The wheels have been falling off the global warming bandwagon well before Climategate and the recent hole-poking of the much trumpeted Intergovernmental Panel on Climate Change’s (IPCC) report. In a national survey last January by the Pew Research Center for the People & the Press, global warming ranked 20th out of 20 as far as top priorities for 2009. Only 30% of Americans felt global warming should be a top priority while 85% rated the economy as a top priority. It’s 2010 and not much has changed except that global warming is even less of a priority:
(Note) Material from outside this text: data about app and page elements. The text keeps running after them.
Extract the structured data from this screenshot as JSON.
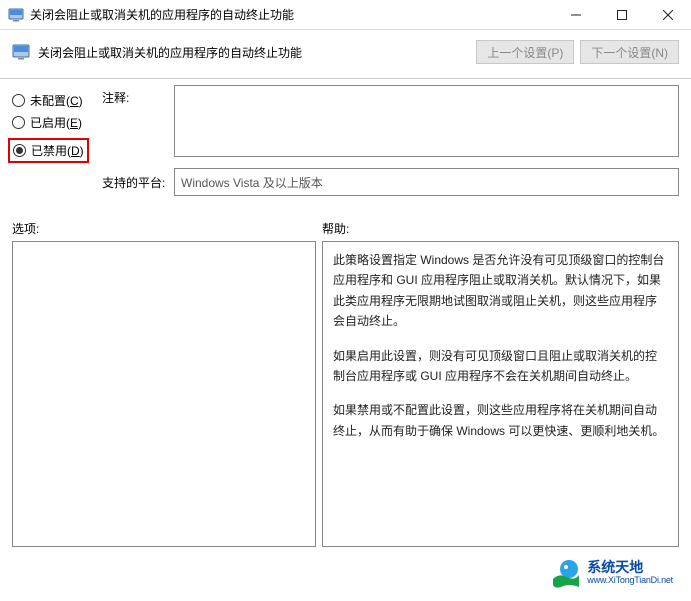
{
  "window": {
    "title": "关闭会阻止或取消关机的应用程序的自动终止功能"
  },
  "header": {
    "title": "关闭会阻止或取消关机的应用程序的自动终止功能",
    "prev_btn": "上一个设置(P)",
    "next_btn": "下一个设置(N)"
  },
  "radios": {
    "not_configured": {
      "label": "未配置(",
      "accel": "C",
      "suffix": ")"
    },
    "enabled": {
      "label": "已启用(",
      "accel": "E",
      "suffix": ")"
    },
    "disabled": {
      "label": "已禁用(",
      "accel": "D",
      "suffix": ")"
    }
  },
  "labels": {
    "comment": "注释:",
    "platform": "支持的平台:",
    "options": "选项:",
    "help": "帮助:"
  },
  "fields": {
    "comment_value": "",
    "platform_value": "Windows Vista 及以上版本"
  },
  "help": {
    "p1": "此策略设置指定 Windows 是否允许没有可见顶级窗口的控制台应用程序和 GUI 应用程序阻止或取消关机。默认情况下，如果此类应用程序无限期地试图取消或阻止关机，则这些应用程序会自动终止。",
    "p2": "如果启用此设置，则没有可见顶级窗口且阻止或取消关机的控制台应用程序或 GUI 应用程序不会在关机期间自动终止。",
    "p3": "如果禁用或不配置此设置，则这些应用程序将在关机期间自动终止，从而有助于确保 Windows 可以更快速、更顺利地关机。"
  },
  "watermark": {
    "cn": "系统天地",
    "en": "www.XiTongTianDi.net"
  }
}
Dealing with global warming ranks at the bottom of the public’s list of priorities; just 28% consider this a top priority, the lowest measure for any issue tested in the survey. Since 2007, when the item was first included on the priorities list, dealing with global warming has consistently ranked at or near the bottom. Even so, the percentage that now says addressing global warming should be a top priority has fallen 10 points from 2007, when 38% considered it a top priority.”

The economy and jobs rank numbers one and two, respectively. To paraphrase Heritage Senior Policy Analyst Ben Lieberman, why would Congress attempt to address number 20 with a cap and trade system at the expense of numbers 1 and 2? The Boxer-Kerry Senate cap and trade bill would reduce economic activity (GDP) by $9.9 trillion from 2012-2035. Job losses would exceed 2.5 million by 2031. And cap and trade wouldn’t even tackle number 20 as it would have a negligible effect on the global temperature.
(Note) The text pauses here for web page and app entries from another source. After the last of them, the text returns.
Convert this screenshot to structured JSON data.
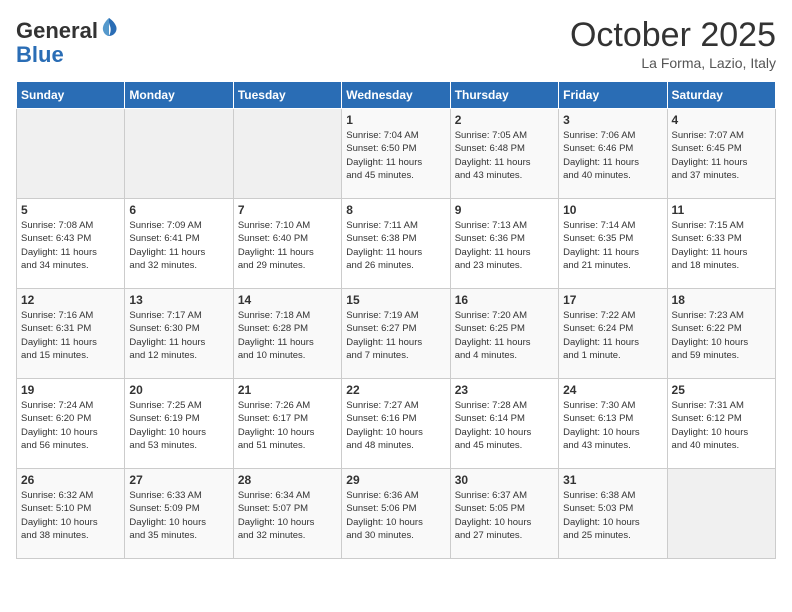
{
  "header": {
    "logo_line1": "General",
    "logo_line2": "Blue",
    "month_title": "October 2025",
    "location": "La Forma, Lazio, Italy"
  },
  "weekdays": [
    "Sunday",
    "Monday",
    "Tuesday",
    "Wednesday",
    "Thursday",
    "Friday",
    "Saturday"
  ],
  "weeks": [
    [
      {
        "day": "",
        "info": ""
      },
      {
        "day": "",
        "info": ""
      },
      {
        "day": "",
        "info": ""
      },
      {
        "day": "1",
        "info": "Sunrise: 7:04 AM\nSunset: 6:50 PM\nDaylight: 11 hours\nand 45 minutes."
      },
      {
        "day": "2",
        "info": "Sunrise: 7:05 AM\nSunset: 6:48 PM\nDaylight: 11 hours\nand 43 minutes."
      },
      {
        "day": "3",
        "info": "Sunrise: 7:06 AM\nSunset: 6:46 PM\nDaylight: 11 hours\nand 40 minutes."
      },
      {
        "day": "4",
        "info": "Sunrise: 7:07 AM\nSunset: 6:45 PM\nDaylight: 11 hours\nand 37 minutes."
      }
    ],
    [
      {
        "day": "5",
        "info": "Sunrise: 7:08 AM\nSunset: 6:43 PM\nDaylight: 11 hours\nand 34 minutes."
      },
      {
        "day": "6",
        "info": "Sunrise: 7:09 AM\nSunset: 6:41 PM\nDaylight: 11 hours\nand 32 minutes."
      },
      {
        "day": "7",
        "info": "Sunrise: 7:10 AM\nSunset: 6:40 PM\nDaylight: 11 hours\nand 29 minutes."
      },
      {
        "day": "8",
        "info": "Sunrise: 7:11 AM\nSunset: 6:38 PM\nDaylight: 11 hours\nand 26 minutes."
      },
      {
        "day": "9",
        "info": "Sunrise: 7:13 AM\nSunset: 6:36 PM\nDaylight: 11 hours\nand 23 minutes."
      },
      {
        "day": "10",
        "info": "Sunrise: 7:14 AM\nSunset: 6:35 PM\nDaylight: 11 hours\nand 21 minutes."
      },
      {
        "day": "11",
        "info": "Sunrise: 7:15 AM\nSunset: 6:33 PM\nDaylight: 11 hours\nand 18 minutes."
      }
    ],
    [
      {
        "day": "12",
        "info": "Sunrise: 7:16 AM\nSunset: 6:31 PM\nDaylight: 11 hours\nand 15 minutes."
      },
      {
        "day": "13",
        "info": "Sunrise: 7:17 AM\nSunset: 6:30 PM\nDaylight: 11 hours\nand 12 minutes."
      },
      {
        "day": "14",
        "info": "Sunrise: 7:18 AM\nSunset: 6:28 PM\nDaylight: 11 hours\nand 10 minutes."
      },
      {
        "day": "15",
        "info": "Sunrise: 7:19 AM\nSunset: 6:27 PM\nDaylight: 11 hours\nand 7 minutes."
      },
      {
        "day": "16",
        "info": "Sunrise: 7:20 AM\nSunset: 6:25 PM\nDaylight: 11 hours\nand 4 minutes."
      },
      {
        "day": "17",
        "info": "Sunrise: 7:22 AM\nSunset: 6:24 PM\nDaylight: 11 hours\nand 1 minute."
      },
      {
        "day": "18",
        "info": "Sunrise: 7:23 AM\nSunset: 6:22 PM\nDaylight: 10 hours\nand 59 minutes."
      }
    ],
    [
      {
        "day": "19",
        "info": "Sunrise: 7:24 AM\nSunset: 6:20 PM\nDaylight: 10 hours\nand 56 minutes."
      },
      {
        "day": "20",
        "info": "Sunrise: 7:25 AM\nSunset: 6:19 PM\nDaylight: 10 hours\nand 53 minutes."
      },
      {
        "day": "21",
        "info": "Sunrise: 7:26 AM\nSunset: 6:17 PM\nDaylight: 10 hours\nand 51 minutes."
      },
      {
        "day": "22",
        "info": "Sunrise: 7:27 AM\nSunset: 6:16 PM\nDaylight: 10 hours\nand 48 minutes."
      },
      {
        "day": "23",
        "info": "Sunrise: 7:28 AM\nSunset: 6:14 PM\nDaylight: 10 hours\nand 45 minutes."
      },
      {
        "day": "24",
        "info": "Sunrise: 7:30 AM\nSunset: 6:13 PM\nDaylight: 10 hours\nand 43 minutes."
      },
      {
        "day": "25",
        "info": "Sunrise: 7:31 AM\nSunset: 6:12 PM\nDaylight: 10 hours\nand 40 minutes."
      }
    ],
    [
      {
        "day": "26",
        "info": "Sunrise: 6:32 AM\nSunset: 5:10 PM\nDaylight: 10 hours\nand 38 minutes."
      },
      {
        "day": "27",
        "info": "Sunrise: 6:33 AM\nSunset: 5:09 PM\nDaylight: 10 hours\nand 35 minutes."
      },
      {
        "day": "28",
        "info": "Sunrise: 6:34 AM\nSunset: 5:07 PM\nDaylight: 10 hours\nand 32 minutes."
      },
      {
        "day": "29",
        "info": "Sunrise: 6:36 AM\nSunset: 5:06 PM\nDaylight: 10 hours\nand 30 minutes."
      },
      {
        "day": "30",
        "info": "Sunrise: 6:37 AM\nSunset: 5:05 PM\nDaylight: 10 hours\nand 27 minutes."
      },
      {
        "day": "31",
        "info": "Sunrise: 6:38 AM\nSunset: 5:03 PM\nDaylight: 10 hours\nand 25 minutes."
      },
      {
        "day": "",
        "info": ""
      }
    ]
  ]
}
Although it’s highly unlikely President Obama would sign into law a cap and trade bill this year, there is a good chance an energy bill will reach his desk. Energy ranks 11th on America’s 2010 priority list — falling from 6th a year ago. Gasoline prices continue to rise as global demand increases but Americans are still living in a recessionary environment. Congress’s push for renewable energy mandates will only result in pricier energy. Instead, Congress should send clear market signals to the energy industry and peel back unnecessary regulations that prevent drilling for oil, building new nuclear plants and construction of renewable energy sources.
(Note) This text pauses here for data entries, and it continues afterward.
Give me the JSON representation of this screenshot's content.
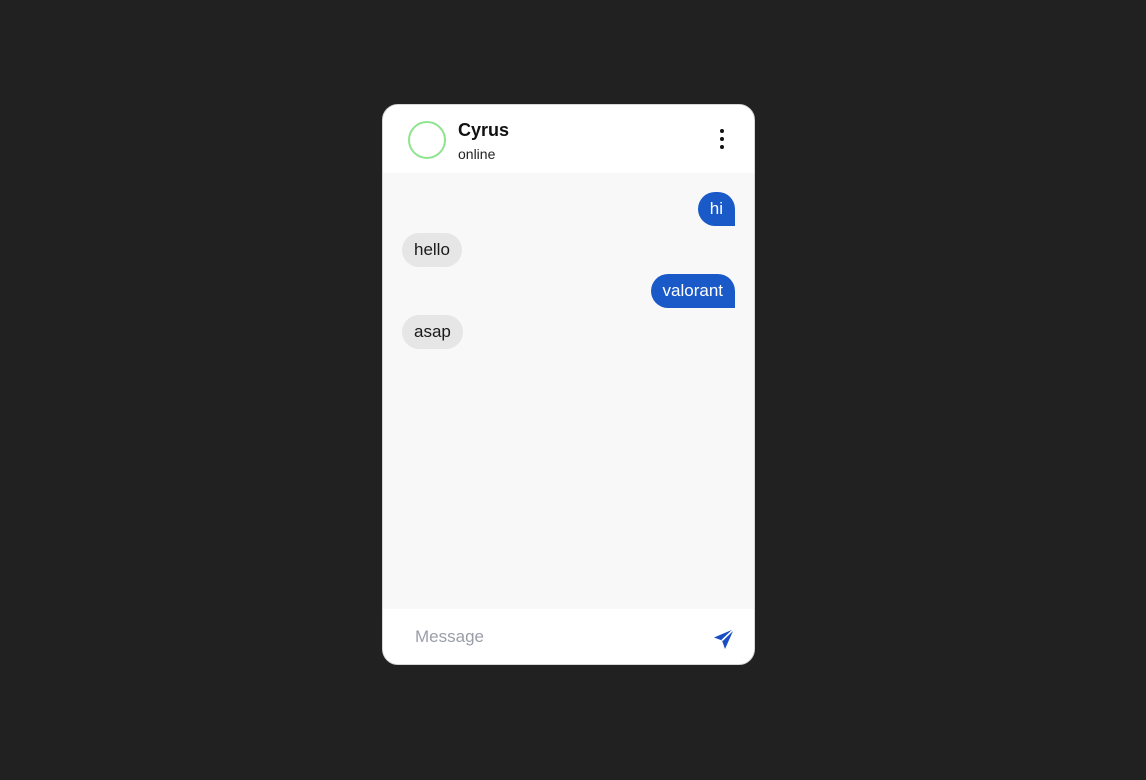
{
  "contact": {
    "name": "Cyrus",
    "status": "online"
  },
  "messages": [
    {
      "direction": "out",
      "text": "hi"
    },
    {
      "direction": "in",
      "text": "hello"
    },
    {
      "direction": "out",
      "text": "valorant"
    },
    {
      "direction": "in",
      "text": "asap"
    }
  ],
  "composer": {
    "placeholder": "Message",
    "value": ""
  },
  "icons": {
    "menu": "more-vertical-icon",
    "send": "send-icon"
  },
  "colors": {
    "background": "#212121",
    "outgoing_bubble": "#1a5ac8",
    "incoming_bubble": "#e6e6e6",
    "avatar_ring": "#8fe48f",
    "accent": "#1a4fc4"
  }
}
Putting in place an unwavering regulatory environment will do more for the economy, jobs and energy than Congressional planning to tackle these issues. It was economist Milton Friedman who said, “If you put the federal government in charge of the Sahara Desert, in 5 years there’d be a shortage of sand.” The same could be said for energy.